"We are buying mid-dated Diamond puts (the exchange traded fund which tracks the Dow Jones Industrial Average), but going long on the ETF," he added." We recommend at least one good oil company. We suggest buying Chevron." Lass does not own any of his recommendations.

Next Week's Drivers

A big factor in where the market goes from here is the slew of economic data next week-- including new and existing home sales, durable goods and the latest revision of fourth-quarter economic growth. Analysts are expecting a downward revision of the GDP to 2.3% from the hefty 3.5% reported last month. Analysts say they will be looking for telltale signs in the data about the strength of the economy.

"We've got existing home sales and new home sales, which are trigger points for indicating if we'll be pulled into a recession or avoid it," Rob Morgan, Investment Strategist at Janney Montgomery Scott, told CNBC.com.

"My hunch is that home sales will be on the weak side," said Joseph Keating Chief Investment Officer at First American Asset Management. "The key number to watch will be the inventory on new homes. I think it will point to the housing slump not being over yet by a long shot."

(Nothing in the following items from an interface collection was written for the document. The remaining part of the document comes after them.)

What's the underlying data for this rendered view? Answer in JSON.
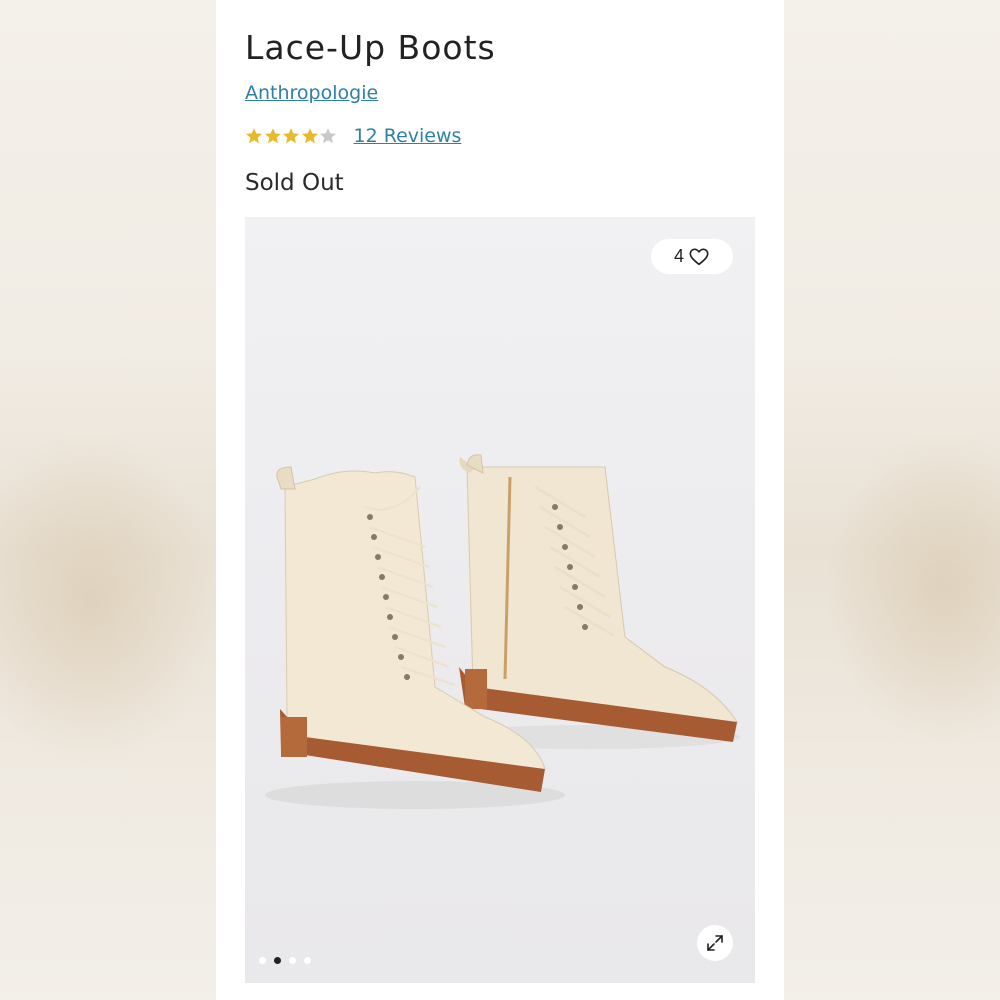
{
  "product": {
    "title": "Lace-Up Boots",
    "brand": "Anthropologie",
    "rating": 4,
    "rating_max": 5,
    "reviews_label": "12 Reviews",
    "status": "Sold Out"
  },
  "gallery": {
    "favorites_count": "4",
    "favorite_icon": "heart-icon",
    "expand_icon": "expand-icon",
    "image_alt": "Cream leather lace-up boots",
    "current_slide": 2,
    "total_slides": 4
  },
  "colors": {
    "star_filled": "#e9b92e",
    "star_empty": "#c9c9c9",
    "link": "#2f7fa8"
  }
}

"We're looking for a strong GDP number," said Cuggino. "The biggest surprise to me was the annualized GDP number for last year. Despite rising interest rates, the economy did not slow as everyone expected. I see the economy still continuing to grow."